It's illegal for businesses to discriminate against someone who is disabled. Sometimes, disabilities are less obvious, such as mental disabilities. In other cases, the disabilities are obvious.
So why would an employer or a manager blatantly discriminate against a deaf person?
That's a question that the management at McCormick & Schmick's, owned by Landry's Inc., will certainly be asking, following a finding of discrimination by the Equal Employment Opportunity Commission.
A manager at a Maryland branch of the McCormick & Schmick's chain allegedly discriminated against a deaf chef, the EEOC said in a press release.
According to the EEOC, the manager routinely called the employee "vermin" even though his name was Vernon. The employee was also subject to threatening physical conduct and was subsequently demoted to a dishwasher position as a result of his disability.
Not only did the employee complain about the disability discrimination, but other employees noticed as well. Other employees complained and after that complaint, he was demoted even further to a janitorial role.
What's egregious here is not only that a man with a visible disability was discriminated against, but also that he was retaliated against after he complained.
The Americans with Disabilities Act of 1990 prohibits employers from treating an employee in a harassing manner because of his disability. The ADA also provides for prohibition against retaliation if the employee complains.

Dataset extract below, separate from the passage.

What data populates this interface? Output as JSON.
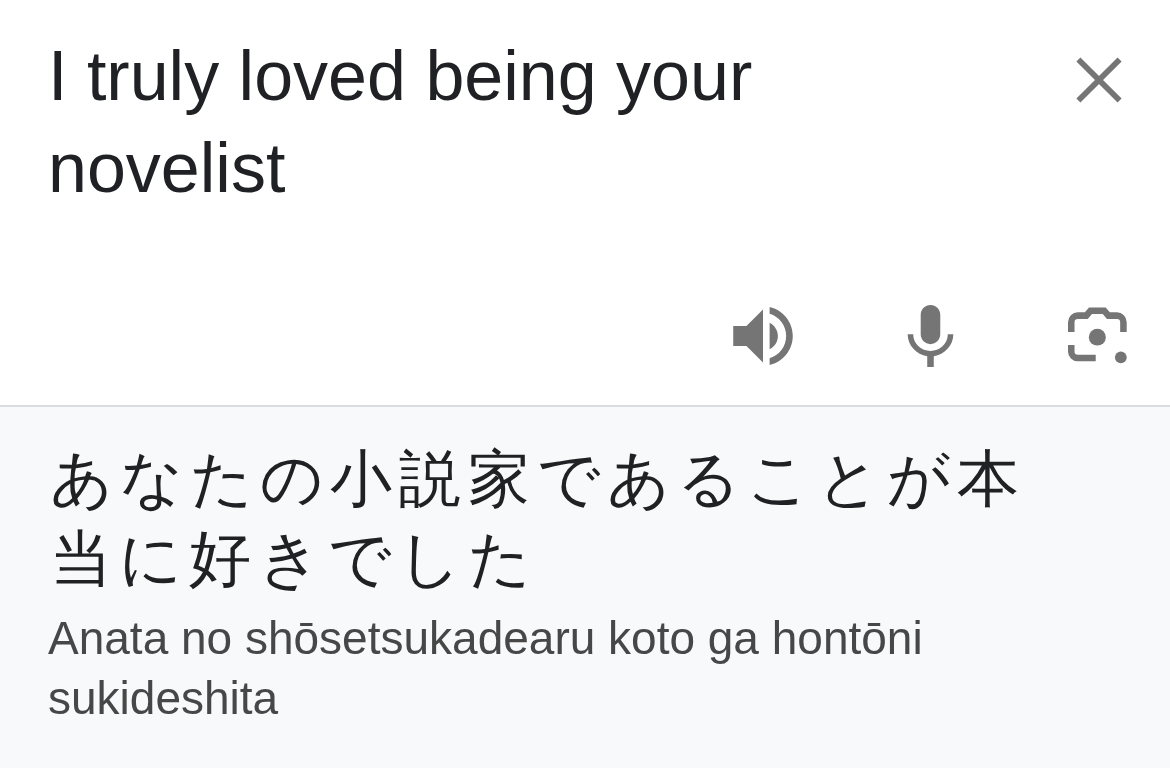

McCormick & Schmick's must now pay $47,814 in damages to the employee, Baltimore's WMAR-TV reports. The restaurant must also sign a two-year consent decree which forbids it from violating the ADA and obligates the company to give ADA training to supervisory and managerial employees at the National Harbor location.